Monday, February 13, 2012


This post is mostly for my own memory. Serwaa's hair. (Just for the record- that Cowsills' song, Hair, is totally playing in my head right now.) One day I hope to look back and be like, "Man, I sure did get better at hair!". Hopefully. I gotta admit that I REALLY stink at this whole thing right now. I should've been studying and practicing doing black girl hair all along. But, in my defense, I assumed her head would be shaved when she got here. I thought I had lots of time to learn. I was wrong. She has lots of hair. I just gotta figure out what to do with it!

Our 1st picture

Dec 2010, when we met

The picture on the left was taken in the summer of 2011. This is how her hair still was in Oct 2011 when I went to pick them up. Once we got to Accra, we went to a braider & got it re-done (for $3).

Once we got home, it was an adventure. First, my friend came over to wash it for me. I have never seen SO MUCH DIRT come out of someone's hair before. It was amazing! Then my friend braided it. After that, Malorie styled it (and did a great job)! Since Malorie's style only lasted til it dried, I did some bantu knots. 

Then I tried to braid it. Poor child.

 Since that obviously didn't work, I paid someone else to braid it. I always remember my friend Washita saying something about being in the hair place for 6 hours. I almost didn't believe it. Now I do. It took 5!

Luckily, this lasted for about a month! After that, she has just kept it loose alot. (Thank goodness, because this could add up pretty quick!)
Her and Konto even wore a wig for awhile!
Next I tried braiding again. It was really raggedy-looking. But at least better than the first time. (Which isn't saying alot!) And- my crappy braiding took 4 hours! This morning we did some smaller bantu knots again. She likes it braided the best. So I guess I'll try it again tomorrow. Wish me luck!!

Thursday, February 9, 2012


People very often ask about our Ghanaian kid's names. So- here is the complete story of their names. (Or at least all I know of it.)

When the children were very young and living with their grandmother, their only names were Yaa and Yaw. (They may have actually been given other names at the naming ceremony, but nobody remembers them if they were.) Yaa is the day name for a female born on Thursday. Yaw is the name for a male born on Thursday. There were no middle or last names. Just Yaa and Yaw.

Eventually the grandmother and aunt were no longer able to care for the children, so they were brought to the orphanage. At that point they were given the names they currently go by: Serwaa (after the grandmother) and Konto (after the deceased grandfather). From then on, our son went by Konto. Our daughter was called Yaa Serwaa.

When the children started attending school at the orphanage, the school administrator wanted them to also have a more english name. She chose Felicity for Serwaa, and Jackson for Konto. (I believe that Jackson was suggested by his friend, Oleman.)

They have never had last names.

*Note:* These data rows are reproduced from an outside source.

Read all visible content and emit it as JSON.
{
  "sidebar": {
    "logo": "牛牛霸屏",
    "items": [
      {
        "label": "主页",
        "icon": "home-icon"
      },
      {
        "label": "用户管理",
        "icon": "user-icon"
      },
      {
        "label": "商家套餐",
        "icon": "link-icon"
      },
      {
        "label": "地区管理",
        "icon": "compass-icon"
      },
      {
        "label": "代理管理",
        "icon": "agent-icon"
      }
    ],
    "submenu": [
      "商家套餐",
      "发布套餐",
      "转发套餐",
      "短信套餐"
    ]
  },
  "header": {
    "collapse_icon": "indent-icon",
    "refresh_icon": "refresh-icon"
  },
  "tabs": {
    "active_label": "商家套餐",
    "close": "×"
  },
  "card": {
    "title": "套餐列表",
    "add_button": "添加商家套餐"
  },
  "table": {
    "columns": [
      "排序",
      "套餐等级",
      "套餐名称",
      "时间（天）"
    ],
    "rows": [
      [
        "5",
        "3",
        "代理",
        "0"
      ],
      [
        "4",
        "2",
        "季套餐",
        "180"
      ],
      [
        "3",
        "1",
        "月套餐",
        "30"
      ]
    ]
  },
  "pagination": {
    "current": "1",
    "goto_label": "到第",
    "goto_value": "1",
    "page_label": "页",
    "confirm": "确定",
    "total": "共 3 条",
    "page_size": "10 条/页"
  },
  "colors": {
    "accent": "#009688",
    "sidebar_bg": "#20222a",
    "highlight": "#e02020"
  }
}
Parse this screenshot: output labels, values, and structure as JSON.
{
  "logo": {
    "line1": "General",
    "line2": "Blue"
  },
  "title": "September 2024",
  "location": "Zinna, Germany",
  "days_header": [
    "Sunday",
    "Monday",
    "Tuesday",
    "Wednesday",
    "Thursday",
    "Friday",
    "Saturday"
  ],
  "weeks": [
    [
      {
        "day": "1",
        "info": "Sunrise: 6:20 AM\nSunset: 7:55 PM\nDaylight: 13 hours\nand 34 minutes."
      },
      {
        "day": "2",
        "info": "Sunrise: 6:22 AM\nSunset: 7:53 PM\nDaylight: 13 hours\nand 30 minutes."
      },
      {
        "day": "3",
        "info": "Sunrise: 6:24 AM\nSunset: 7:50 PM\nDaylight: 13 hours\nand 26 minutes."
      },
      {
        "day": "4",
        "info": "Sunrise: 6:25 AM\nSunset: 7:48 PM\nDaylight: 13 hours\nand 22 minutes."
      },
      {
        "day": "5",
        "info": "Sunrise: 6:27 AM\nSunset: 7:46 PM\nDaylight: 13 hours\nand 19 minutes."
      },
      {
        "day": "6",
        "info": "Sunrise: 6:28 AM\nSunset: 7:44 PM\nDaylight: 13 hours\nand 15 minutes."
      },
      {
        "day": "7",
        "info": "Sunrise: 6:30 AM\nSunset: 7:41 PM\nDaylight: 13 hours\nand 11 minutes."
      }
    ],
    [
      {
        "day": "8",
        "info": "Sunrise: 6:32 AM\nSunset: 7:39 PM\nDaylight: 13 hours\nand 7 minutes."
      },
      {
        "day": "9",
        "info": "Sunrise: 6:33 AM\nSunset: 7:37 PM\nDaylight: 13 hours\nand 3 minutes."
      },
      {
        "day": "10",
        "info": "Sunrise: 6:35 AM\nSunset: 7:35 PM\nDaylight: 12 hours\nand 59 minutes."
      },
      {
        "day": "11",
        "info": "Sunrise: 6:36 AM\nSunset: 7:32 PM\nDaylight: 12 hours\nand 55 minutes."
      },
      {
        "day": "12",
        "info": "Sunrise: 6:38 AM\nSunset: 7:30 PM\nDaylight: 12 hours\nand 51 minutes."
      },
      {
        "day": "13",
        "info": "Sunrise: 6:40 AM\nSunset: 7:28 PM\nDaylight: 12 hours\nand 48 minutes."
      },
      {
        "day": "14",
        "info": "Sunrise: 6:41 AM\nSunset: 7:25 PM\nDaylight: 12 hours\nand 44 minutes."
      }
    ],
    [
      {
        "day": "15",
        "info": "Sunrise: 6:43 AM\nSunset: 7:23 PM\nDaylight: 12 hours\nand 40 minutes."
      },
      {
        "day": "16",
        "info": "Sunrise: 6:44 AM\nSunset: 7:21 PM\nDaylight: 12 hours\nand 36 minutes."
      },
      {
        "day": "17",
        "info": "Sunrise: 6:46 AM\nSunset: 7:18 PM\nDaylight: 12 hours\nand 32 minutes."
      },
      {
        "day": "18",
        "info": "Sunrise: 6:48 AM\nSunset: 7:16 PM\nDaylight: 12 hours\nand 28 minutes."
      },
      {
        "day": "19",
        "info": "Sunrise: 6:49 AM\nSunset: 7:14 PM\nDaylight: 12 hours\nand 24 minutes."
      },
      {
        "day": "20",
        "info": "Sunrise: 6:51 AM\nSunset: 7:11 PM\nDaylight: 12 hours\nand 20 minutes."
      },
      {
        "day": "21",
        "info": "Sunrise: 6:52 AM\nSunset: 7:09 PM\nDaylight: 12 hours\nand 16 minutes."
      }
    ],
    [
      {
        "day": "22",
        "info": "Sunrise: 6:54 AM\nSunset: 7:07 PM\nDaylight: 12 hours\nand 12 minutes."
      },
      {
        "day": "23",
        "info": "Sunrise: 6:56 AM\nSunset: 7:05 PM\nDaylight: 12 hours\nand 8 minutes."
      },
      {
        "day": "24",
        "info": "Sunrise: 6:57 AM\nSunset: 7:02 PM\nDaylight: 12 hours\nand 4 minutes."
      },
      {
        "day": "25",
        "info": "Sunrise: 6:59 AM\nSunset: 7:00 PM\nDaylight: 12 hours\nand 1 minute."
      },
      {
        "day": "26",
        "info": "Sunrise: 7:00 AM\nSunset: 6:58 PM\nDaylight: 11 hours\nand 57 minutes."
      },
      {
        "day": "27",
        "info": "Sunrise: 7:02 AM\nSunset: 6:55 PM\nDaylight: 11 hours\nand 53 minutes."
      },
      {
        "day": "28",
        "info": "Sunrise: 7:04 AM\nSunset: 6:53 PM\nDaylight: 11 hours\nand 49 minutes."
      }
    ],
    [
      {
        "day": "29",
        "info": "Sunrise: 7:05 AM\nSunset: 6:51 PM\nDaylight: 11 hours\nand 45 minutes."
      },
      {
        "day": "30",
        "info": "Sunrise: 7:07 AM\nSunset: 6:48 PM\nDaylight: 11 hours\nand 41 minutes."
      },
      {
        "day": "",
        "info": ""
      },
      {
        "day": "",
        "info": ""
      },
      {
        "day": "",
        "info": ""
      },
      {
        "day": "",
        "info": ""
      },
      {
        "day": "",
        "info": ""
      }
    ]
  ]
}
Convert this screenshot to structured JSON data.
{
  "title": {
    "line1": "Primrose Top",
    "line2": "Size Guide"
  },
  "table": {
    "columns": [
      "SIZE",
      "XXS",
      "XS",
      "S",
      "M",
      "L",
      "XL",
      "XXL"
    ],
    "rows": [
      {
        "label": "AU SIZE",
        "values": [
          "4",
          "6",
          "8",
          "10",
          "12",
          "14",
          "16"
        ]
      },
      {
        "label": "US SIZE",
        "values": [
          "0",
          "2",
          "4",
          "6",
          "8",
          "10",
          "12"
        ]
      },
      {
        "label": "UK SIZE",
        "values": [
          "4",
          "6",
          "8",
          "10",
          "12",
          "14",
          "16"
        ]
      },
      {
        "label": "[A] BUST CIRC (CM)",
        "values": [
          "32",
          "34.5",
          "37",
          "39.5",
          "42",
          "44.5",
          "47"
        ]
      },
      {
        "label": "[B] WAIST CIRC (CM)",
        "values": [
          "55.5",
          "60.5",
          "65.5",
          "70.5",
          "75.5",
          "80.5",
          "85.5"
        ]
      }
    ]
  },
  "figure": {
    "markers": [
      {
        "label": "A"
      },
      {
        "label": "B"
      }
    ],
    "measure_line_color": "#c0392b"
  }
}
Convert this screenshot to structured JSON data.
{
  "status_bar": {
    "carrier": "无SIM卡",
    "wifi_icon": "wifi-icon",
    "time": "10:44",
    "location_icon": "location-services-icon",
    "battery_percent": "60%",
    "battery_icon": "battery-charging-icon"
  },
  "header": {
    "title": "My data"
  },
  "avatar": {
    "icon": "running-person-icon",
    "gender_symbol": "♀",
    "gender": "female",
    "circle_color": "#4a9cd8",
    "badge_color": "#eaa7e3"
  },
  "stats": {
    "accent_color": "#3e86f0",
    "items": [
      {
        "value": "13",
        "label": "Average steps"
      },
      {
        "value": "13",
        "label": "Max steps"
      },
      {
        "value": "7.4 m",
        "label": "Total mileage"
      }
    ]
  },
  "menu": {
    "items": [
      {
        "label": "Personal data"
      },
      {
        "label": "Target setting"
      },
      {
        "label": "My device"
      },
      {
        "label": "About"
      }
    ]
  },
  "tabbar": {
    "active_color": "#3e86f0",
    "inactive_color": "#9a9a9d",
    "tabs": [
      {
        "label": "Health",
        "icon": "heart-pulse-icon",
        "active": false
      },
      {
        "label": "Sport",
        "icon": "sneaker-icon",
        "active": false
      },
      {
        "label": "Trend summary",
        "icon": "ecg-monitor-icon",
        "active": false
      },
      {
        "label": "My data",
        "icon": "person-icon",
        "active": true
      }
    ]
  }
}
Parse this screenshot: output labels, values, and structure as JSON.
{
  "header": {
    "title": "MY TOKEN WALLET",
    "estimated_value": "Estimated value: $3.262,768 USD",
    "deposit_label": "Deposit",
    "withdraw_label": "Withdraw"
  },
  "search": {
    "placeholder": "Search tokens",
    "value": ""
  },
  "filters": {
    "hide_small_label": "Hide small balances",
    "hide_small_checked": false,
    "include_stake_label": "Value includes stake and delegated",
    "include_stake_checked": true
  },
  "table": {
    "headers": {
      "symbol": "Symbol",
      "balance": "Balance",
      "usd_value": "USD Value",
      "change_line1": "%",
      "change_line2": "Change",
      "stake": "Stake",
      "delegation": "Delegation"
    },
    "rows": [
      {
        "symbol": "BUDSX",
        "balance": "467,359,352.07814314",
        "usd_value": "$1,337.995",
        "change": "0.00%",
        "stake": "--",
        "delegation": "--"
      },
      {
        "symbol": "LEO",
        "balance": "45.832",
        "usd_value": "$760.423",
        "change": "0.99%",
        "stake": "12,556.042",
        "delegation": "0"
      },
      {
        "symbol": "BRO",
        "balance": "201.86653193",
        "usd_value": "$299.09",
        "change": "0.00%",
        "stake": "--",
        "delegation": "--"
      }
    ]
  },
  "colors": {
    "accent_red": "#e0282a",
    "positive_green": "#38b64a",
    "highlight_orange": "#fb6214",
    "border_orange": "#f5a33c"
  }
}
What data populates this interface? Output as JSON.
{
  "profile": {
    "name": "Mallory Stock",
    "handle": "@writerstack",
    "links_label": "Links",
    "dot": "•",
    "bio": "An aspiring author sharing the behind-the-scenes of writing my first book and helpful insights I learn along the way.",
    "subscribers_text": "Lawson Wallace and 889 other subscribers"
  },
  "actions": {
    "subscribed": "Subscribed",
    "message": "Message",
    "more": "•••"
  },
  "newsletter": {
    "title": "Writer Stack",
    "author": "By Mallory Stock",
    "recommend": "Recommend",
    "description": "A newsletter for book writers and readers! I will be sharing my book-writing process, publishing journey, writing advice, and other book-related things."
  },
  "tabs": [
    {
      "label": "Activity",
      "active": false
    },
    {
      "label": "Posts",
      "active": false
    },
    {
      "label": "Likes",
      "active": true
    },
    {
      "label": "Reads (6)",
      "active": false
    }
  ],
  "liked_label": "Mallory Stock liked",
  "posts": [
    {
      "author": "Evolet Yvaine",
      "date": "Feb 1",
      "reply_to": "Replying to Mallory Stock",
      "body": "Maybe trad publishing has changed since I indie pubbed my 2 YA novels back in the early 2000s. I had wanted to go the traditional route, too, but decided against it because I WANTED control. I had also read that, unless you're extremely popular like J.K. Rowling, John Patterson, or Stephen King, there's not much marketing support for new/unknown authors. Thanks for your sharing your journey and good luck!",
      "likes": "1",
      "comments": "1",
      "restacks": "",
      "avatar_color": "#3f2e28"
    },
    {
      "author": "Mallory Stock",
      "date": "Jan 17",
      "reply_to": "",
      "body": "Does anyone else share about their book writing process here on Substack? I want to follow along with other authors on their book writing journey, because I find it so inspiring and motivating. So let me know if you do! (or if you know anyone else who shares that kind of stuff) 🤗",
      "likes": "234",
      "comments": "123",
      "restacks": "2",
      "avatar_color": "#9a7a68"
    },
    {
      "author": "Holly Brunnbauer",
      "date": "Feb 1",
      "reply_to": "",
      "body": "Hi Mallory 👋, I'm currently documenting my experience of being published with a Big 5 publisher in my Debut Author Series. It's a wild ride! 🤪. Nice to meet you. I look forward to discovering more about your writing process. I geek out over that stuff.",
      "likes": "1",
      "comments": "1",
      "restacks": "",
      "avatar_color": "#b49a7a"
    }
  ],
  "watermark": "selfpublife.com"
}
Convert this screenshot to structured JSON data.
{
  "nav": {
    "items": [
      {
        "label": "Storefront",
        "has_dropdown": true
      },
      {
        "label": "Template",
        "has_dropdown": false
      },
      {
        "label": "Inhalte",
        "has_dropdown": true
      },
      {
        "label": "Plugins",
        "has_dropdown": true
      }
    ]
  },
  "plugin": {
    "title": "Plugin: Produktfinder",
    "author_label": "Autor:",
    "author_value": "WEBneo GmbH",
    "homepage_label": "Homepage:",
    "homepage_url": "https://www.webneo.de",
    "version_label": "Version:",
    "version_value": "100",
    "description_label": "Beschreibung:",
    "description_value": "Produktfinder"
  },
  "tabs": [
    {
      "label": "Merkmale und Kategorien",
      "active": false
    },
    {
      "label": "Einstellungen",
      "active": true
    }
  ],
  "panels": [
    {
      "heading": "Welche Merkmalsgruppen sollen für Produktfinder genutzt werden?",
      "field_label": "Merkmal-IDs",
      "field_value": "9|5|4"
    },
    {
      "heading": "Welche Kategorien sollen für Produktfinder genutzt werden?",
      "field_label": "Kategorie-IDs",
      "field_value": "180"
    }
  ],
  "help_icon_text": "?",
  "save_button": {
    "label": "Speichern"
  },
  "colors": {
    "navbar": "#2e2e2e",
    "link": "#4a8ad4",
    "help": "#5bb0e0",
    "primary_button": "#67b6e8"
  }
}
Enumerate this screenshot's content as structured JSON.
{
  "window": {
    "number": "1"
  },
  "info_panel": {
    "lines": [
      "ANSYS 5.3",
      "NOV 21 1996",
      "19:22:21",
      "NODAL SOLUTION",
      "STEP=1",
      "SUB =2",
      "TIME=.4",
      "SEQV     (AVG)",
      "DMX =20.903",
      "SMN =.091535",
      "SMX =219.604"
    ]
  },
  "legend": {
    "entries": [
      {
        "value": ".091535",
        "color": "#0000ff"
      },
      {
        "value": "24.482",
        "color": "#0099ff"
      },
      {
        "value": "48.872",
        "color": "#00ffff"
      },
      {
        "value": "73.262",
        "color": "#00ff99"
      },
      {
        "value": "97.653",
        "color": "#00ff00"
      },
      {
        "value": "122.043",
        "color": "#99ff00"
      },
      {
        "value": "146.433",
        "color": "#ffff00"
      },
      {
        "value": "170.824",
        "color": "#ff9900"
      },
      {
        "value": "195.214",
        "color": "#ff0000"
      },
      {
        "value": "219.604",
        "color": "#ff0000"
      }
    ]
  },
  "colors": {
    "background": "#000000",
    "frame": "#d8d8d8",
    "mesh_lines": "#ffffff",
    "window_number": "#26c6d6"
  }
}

We took forever trying to decide what to actually name them legally. We were originally going to keep Felicity & Jackson. But after I spent a few weeks in Ghana calling them Yaa Serwaa & Konto, I just couldn't picture ever calling them anything else. So, we decided to drop the english names. (The kids may eventually hate us for that!) But, they had never actually gone by those names. In fact, Konto couldn't remember if his name was Jackson or Justice. And he didn't know how to write either one. And Felicity. Ever since that show 'Felicity' with the big-hair girl... I just never liked that name anyways! Plus- I just can't picture her as a Felicity. It just doesn't seem to fit.

So we looked for new middle names.

When I met Serwaa, she reminded me alot of my first born. She was shy, loved looking in the mirror, a drama queen at times, constantly posing & taking pictures of herself.... Like Malorie's long-lost african twin! The main difference was that Serwaa had a much older soul. (Like most of the children in the orphanage.)

In Ghana there are names for everything, including twins. Akwele is the name given to the elder twin. It is believed that in the case of twins, the one who is born first is younger. (The one who is born last is the elder twin, because it is mature enough to stay in the womb and help the younger child out before coming out itself.) So, although Malorie was born first, Serwaa has an older soul. That's why we decided to give her the name Akwele.

We didn't want to lose her day name, so we added it to her new middle name. She became Serwaa Akweleyaa Knight. (Although I still call her Yaa Serwaa occaisionally.)

On my last trip to Ghana, I kept hearing Konto's aunt calling him 'Wofa Yaw'. Wofa actually means 'uncle' in Twi. It's just a nickname that she had started calling him when he was a baby. It had a nice ring, so we decided to keep it!

So he is now Konto Wofayaw Knight.

There you have it. The (very long) story of our children's names!